FRIDAY RESEARCH SEMINAR (FRS)
The next generation of doctors will practice medicine in an era of evidence-based medicine, attended by an exponential increase in basic, translational, clinical and health-service-related research. By the start of their residency, today’s medical school graduates must have the ability to understand and apply medical research literature to patient care. Knowledge of the advances in clinical research designs, methods and analytic approaches will empower them to critically evaluate research publications and set a good foundation for participation in research throughout their careers.
Medical students at the Duke-National University of Singapore (Duke-NUS) Medical School participate in a compulsory clinical, health service or translational science research component during their third year. The goal is to provide in-depth exposure to research via a mentored experience that enables students to understand the research process—including developing an idea into a proposal, executing the proposal, and analyzing and interpreting the results to answer important questions. By direct participation, students learn the strengths and limitations of research studies and the factors that affect study validity and generalizability. Thus they become well-informed users of and potential contributors to the evolving body of knowledge. The role of the Centre for Quantitative Medicine (CQM) focuses on quantitative support for third-year students who choose to conduct clinical or health service research at Duke-NUS.
The program goals are for the student to:
- Develop an understanding and appreciation of basic clinical research principles, procedures, practices and methodologies, particularly as they apply to study design selection and the development of study aims and hypotheses
- Develop a conceptual foundation for understanding the quantitative aspects of clinical research, including commonly applied statistical tests and analysis methods, sample size and power, use of statistical software and presentation of research findings
- Engage in a research project with mentored guidance from clinical and quantitative experts
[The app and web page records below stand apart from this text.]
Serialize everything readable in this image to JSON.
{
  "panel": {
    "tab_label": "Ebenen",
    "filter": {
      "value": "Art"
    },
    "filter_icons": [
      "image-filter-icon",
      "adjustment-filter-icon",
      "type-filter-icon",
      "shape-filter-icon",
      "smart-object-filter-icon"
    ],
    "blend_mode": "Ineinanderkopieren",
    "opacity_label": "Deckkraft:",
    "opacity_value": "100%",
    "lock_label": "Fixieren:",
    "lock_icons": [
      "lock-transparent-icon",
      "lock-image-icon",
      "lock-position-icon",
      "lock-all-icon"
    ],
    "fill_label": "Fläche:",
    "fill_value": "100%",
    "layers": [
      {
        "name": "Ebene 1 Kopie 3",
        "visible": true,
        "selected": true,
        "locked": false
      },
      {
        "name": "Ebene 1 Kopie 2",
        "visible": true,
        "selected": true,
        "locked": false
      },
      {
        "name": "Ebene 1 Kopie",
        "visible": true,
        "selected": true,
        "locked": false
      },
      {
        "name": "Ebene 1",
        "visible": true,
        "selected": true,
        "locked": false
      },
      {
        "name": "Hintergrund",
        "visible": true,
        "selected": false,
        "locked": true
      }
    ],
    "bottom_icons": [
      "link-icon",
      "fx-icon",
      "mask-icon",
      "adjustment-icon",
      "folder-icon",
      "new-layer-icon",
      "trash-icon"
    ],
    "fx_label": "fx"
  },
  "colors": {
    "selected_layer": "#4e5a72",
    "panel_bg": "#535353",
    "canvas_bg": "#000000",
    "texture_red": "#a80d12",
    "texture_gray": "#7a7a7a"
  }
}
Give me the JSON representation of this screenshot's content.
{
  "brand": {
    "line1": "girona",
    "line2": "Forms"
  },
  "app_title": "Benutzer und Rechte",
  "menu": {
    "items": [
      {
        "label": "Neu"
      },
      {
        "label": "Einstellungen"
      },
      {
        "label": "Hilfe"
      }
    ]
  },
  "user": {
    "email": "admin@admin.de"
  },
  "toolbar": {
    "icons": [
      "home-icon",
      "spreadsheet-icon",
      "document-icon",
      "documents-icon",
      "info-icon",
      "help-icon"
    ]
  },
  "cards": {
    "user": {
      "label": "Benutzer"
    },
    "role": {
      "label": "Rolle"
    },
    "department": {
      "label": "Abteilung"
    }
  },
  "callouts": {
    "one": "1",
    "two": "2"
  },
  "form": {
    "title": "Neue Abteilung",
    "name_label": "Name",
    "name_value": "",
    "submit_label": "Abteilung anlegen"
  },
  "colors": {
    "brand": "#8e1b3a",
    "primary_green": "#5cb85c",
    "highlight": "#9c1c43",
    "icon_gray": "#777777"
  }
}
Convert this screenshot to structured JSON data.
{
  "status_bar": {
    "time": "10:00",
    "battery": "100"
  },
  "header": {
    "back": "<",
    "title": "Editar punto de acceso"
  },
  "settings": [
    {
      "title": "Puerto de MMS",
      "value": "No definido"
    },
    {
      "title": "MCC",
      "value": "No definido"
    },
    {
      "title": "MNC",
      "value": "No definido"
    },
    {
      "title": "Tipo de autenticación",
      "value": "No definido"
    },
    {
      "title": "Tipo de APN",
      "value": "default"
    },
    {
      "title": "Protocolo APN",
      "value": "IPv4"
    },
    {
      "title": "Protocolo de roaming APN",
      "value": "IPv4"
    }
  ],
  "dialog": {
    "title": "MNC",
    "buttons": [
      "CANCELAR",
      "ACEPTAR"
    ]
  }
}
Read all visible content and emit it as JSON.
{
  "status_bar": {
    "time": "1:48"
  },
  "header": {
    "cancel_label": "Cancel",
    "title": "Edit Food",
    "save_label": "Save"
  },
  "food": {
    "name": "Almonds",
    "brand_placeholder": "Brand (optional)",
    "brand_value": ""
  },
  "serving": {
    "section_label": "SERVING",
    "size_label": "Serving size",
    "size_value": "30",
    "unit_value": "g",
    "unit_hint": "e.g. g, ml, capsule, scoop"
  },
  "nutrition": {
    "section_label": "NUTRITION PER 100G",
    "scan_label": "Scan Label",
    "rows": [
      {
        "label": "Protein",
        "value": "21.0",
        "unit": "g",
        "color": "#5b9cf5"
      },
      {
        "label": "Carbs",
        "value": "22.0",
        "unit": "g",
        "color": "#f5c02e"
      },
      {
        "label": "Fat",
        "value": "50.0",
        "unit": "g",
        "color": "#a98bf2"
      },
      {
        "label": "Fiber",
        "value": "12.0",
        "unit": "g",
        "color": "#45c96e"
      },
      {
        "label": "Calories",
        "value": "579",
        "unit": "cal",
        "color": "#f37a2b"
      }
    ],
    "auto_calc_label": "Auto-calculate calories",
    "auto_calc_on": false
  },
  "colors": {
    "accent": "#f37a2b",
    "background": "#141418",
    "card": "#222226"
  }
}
Students conduct their research under the supervision of a clinical mentor, a physician faculty member who is a specialist in a particular area approved by the third-year Research Curriculum Review Committee. Students are also assigned a quantitative mentor—faculty or staff with a PhD or MS Degree in statistics or epidemiology who provide expertise in study design, measurement and analysis. The aim is to assist while empowering the student with the quantitative knowledge and skills required for clinical research. This close individual mentoring gives students the opportunity for frequent and intensive one-on-one consultation throughout the third year. Quantitative mentors continually review progress on the assigned projects and provide help in overcoming obstacles—help that might otherwise be unavailable. Typically the quantitative and clinical mentors meet from time to time with the student.
Program orientation is conducted at the beginning of the academic year. Students are given an overview of the third-year research experience and are advised on expectations, common pitfalls and deliverables. Guidance is given for converting ideas into specific primary and secondary study aims and formulating hypotheses.
An online Research Methods and Analysis (RMA) provides essential quantitative competencies that complement the student’s third-year research. The course emphasizes understanding research study designs and analytic approaches and provides a foundational review of concepts and terminology. The approach is based on understanding the principles of biostatistics and clinical epidemiology as opposed to formulas and mathematics. The goal is for students to develop sufficient understanding of statistical concepts and methods to enable them to read, evaluate, and interpret statistical analyses in the literature with a discerning eye, and to apply principles of evidence-based medicine as practicing physicians. Weekly chapter readings are assigned from texts and complemented with online multiple-choice questions for student self-assessment. Voice annotated presentations (VAPs) developed by faculty and clinicians are also available which elucidate the reading material in greater depth. Quantitative faculty and staff are available to students throughout the academic year on an individual basis. Midterm and final exams that cover the assigned readings are taken online.
The program includes a series of weekly interactive sessions facilitated by faculty clinicians and biostatisticians. Students are assigned to groups of 8 to 10 facilitated by at least one clinician faculty member and one quantitative expert to ensuring both clinical and quantitative guidance. Groups meet weekly during which two projects are presented and critiqued. The format consists of two student presentations, each followed by an interactive discussion among presenters, classmate peers and faculty facilitators. Students are exposed to a broad perspective of research types, study designs, common research problems and pitfalls that they may personally encounter.
Each student is required to submit a thesis at end of the academic year. The thesis is graded separately on a quantitative and clinical basis of the write-up elements, viz., background, methods, analysis and discussion, but not on the significance of outcomes. Theses are graded fail, pass or honours.